Get specific in your surveys. You could certainly build a Typeform or Google Form or SurveyMonkey survey and ask multiple questions to have data to go back to later. I’ve done that with my own audience and built out a list of blog post and product ideas from it. I also got a lot of feedback that I couldn’t do much with.
The best way to survey your audience is to ask if they’re interested in hearing more from you on specific topics or concepts. And thanks to link triggers, you can do that right inside your email. Check out how Caitlin Bacher does exactly that for her subscribers:
Snazzy, right?! So when someone clicks a link inside that email to tell Caitlin what describes their business best, they then get a tag assigned on the back end of the system and that tag tells Caitlin who’s ready to purchase a program or hear about a webinar she’s hosting for, say, product selling people. Link triggers are an incredibly powerful way to survey your audience and have all of the data automagically compiled for you right in your email provider. That is, if you have ConvertKit. 😉
This one’s fun, right? Sure, share your posts on social media. Absolutely make that happen. In fact, share them multiple times a day and be sure to share posts “from the archives” too. Play around with different headlines to see what gets the most traction, use images and try them without, and, as always, make your social posts meaningful and not spammy.
The Real Tip:
Find the right social platform for you and stay there. There’s absolutely no need to try to be everywhere at once. Have you ever tried to do that in real life? Go ahead and try to be at the mall with your friends, sitting in church, at a little league baseball game, and writing at a coffee shop. It simply can’t be done.
When you’re on every single social media platform known to man, your message gets diluted.
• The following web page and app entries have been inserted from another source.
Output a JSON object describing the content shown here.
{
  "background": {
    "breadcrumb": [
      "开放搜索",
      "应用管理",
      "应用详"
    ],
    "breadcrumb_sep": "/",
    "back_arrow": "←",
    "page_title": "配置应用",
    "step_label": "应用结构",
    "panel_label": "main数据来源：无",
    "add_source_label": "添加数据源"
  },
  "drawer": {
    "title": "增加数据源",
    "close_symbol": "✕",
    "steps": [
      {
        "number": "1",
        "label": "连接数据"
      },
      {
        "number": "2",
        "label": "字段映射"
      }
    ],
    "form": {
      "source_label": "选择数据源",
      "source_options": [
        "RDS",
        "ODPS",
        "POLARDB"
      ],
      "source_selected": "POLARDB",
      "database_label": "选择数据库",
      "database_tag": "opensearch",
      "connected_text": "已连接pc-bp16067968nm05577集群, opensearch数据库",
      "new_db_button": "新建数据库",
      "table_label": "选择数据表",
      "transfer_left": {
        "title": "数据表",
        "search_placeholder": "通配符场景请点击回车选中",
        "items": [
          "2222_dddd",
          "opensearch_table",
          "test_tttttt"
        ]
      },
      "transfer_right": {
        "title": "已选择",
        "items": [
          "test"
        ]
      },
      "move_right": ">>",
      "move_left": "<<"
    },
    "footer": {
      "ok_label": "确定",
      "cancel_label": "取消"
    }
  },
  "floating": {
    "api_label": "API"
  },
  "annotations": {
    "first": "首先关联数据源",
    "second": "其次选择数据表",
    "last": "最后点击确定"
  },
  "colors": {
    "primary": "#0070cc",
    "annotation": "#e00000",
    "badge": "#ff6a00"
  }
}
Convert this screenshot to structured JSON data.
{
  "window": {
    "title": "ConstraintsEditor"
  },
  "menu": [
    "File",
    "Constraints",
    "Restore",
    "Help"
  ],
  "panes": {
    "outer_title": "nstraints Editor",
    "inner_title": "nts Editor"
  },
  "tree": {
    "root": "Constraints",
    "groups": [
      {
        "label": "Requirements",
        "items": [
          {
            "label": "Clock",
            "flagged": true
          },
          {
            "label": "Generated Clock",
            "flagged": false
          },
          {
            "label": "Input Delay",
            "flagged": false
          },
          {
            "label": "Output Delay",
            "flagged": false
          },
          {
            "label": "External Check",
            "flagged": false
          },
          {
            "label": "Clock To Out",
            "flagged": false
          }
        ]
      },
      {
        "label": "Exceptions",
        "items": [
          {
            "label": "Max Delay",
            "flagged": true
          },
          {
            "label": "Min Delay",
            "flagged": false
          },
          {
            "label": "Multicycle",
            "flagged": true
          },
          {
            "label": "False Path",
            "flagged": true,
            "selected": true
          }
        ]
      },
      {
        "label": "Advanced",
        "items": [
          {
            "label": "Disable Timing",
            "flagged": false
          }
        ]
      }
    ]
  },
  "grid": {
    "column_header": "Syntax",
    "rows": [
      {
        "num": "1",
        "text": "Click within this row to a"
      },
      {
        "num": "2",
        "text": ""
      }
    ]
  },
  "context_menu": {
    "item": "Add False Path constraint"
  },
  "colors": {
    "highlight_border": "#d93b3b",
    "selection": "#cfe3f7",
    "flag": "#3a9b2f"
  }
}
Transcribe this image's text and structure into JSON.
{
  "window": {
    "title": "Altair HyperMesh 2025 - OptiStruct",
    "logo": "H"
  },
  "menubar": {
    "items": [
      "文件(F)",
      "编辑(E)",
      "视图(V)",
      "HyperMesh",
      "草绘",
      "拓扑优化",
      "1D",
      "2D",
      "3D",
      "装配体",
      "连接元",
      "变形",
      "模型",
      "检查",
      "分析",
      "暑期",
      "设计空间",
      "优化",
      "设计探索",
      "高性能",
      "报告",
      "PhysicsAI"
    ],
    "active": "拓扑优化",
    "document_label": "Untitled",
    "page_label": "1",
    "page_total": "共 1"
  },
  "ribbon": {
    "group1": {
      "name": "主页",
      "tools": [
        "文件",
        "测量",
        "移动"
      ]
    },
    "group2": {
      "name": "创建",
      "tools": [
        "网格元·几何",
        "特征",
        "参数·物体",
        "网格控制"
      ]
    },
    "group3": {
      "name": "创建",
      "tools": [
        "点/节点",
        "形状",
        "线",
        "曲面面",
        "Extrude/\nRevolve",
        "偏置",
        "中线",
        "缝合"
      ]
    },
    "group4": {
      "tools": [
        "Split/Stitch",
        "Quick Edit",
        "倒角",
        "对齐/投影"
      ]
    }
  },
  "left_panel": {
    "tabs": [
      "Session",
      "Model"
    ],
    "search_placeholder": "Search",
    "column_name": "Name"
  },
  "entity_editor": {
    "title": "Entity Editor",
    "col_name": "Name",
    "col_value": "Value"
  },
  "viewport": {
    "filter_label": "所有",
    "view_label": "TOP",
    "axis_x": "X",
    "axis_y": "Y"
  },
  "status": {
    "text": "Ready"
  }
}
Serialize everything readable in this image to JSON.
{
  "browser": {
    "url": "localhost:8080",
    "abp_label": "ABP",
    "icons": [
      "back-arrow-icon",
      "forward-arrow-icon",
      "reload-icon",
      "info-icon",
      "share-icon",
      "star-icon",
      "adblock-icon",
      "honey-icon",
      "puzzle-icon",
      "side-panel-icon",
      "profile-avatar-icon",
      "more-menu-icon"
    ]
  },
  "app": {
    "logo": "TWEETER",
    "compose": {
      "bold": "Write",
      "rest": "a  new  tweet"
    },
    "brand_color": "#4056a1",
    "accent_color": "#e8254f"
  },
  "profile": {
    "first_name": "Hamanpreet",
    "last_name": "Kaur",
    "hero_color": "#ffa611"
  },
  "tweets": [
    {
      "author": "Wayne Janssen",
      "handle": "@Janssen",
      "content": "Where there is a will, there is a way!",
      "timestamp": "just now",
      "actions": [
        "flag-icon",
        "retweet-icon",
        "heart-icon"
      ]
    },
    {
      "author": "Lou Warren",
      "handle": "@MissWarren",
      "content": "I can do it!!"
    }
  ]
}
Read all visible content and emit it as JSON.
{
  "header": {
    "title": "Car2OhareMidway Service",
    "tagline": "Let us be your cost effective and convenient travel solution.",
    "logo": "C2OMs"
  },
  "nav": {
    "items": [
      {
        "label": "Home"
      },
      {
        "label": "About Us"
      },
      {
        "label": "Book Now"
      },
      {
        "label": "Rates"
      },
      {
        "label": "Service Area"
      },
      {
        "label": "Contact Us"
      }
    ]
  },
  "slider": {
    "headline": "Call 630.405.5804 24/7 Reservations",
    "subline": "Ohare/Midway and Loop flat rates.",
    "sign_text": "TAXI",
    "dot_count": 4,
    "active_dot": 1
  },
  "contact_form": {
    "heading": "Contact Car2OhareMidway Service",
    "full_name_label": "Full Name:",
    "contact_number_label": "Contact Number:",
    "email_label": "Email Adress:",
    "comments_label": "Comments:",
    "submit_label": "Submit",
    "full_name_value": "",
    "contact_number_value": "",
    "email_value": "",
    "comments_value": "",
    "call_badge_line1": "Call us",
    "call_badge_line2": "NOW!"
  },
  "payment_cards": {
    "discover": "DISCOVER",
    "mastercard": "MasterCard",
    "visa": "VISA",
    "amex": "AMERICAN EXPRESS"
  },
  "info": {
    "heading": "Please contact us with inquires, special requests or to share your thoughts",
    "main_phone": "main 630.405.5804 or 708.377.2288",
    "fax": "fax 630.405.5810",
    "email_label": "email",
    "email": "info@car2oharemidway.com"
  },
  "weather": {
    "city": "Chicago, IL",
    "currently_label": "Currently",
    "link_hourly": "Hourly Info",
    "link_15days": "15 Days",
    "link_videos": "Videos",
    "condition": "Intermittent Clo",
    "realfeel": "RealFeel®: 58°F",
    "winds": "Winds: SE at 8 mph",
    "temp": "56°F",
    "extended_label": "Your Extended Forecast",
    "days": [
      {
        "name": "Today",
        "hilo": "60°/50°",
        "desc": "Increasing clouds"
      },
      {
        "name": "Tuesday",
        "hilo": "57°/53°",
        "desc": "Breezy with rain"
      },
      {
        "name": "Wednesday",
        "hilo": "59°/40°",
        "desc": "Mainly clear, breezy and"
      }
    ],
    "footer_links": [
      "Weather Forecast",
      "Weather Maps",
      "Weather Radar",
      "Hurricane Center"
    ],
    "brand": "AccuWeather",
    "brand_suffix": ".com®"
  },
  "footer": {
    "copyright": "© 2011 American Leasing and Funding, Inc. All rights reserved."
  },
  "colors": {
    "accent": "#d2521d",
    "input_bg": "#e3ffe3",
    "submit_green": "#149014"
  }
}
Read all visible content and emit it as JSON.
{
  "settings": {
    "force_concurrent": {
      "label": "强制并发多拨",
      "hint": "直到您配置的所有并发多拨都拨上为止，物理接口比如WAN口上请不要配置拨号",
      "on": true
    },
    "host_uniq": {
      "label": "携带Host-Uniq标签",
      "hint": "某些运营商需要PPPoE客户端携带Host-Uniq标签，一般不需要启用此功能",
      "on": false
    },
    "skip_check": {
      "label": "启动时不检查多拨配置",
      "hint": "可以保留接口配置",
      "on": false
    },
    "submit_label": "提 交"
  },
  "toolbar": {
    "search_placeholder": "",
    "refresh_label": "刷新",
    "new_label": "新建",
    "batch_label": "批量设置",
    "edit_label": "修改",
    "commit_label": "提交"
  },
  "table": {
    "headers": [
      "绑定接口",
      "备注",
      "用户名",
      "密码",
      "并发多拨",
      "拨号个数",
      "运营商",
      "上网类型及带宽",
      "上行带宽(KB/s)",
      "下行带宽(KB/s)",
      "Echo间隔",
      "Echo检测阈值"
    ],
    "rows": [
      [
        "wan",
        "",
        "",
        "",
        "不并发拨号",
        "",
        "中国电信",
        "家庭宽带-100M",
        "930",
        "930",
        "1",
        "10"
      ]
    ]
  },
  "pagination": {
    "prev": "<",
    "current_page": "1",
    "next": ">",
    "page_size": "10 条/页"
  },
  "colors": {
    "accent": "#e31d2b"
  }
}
Not to mention the fact that, unless you have a social media manager to help you make the magic happen, you’re spending a ton of time creating all of that social content instead of focusing on your blog and clients.
While a focus on growing your blog traffic might equate to being in as many places as possible, it’s actually quite the opposite. Pick two (maybe three) platforms and hone in on them. Love the people who are there. Give them more. Let them help you spread your message. Wash, rinse, repeat. When you’re everywhere, you’re nowhere. And your blog deserves to be somewhere.
We hear it all the time.
“I have a blog but I haven’t written on it since February….. of 2012.”
“My editorial calendar is sitting in Asana, I just never stick with using it.”
“I really need to be more consistent with my email list.”
Yep. Ya do. Consistency really is key to real blogging magic and nothing is successful overnight. Remember not to compare your beginning to someone else’s middle or end. Consistency is a game changer, to the point that Nathan’s entire episode of the Reach Podcast was about how consistency led to this very business who’s blog you have the pleasure of reading right now.
It's like we go back to when we learned how to ride a bike, you would get excited about riding your bike every single day just so you could practice and learn and keep doing it, and now, you don't have to ride a bike every day in order to know you can ride a bike, so, same thing for blogging. When you're first sitting down to write consistently (and consistently can look like different things) it could be daily, it could be making sure your email goes out to your list every single week. Your consistency can look different, just make sure that it's there so that later on, like now, you can sit down and write a blog post no problem, basically any time you feel like it, because you have that muscle built up of writing a thousand words every day.
The Real Tip:
Don’t just talk about it. Do it. Show up. Do the work. Write every day. Email your list consistently. Use the plan you setup. Consistency truly does pay off to those who put it out there. That’s how the pros increase their blog traffic, and it’s how you can too.
With these Real Tips in your back pocket, you can leverage your blog like the pros and see measurable results. Remember that there’s no such thing as an “overnight success” but with these tips close by, you truly can see your blog traffic skyrocket over time.
How do you leverage your blog traffic and help it grow? Share your favorite tip in the comments below!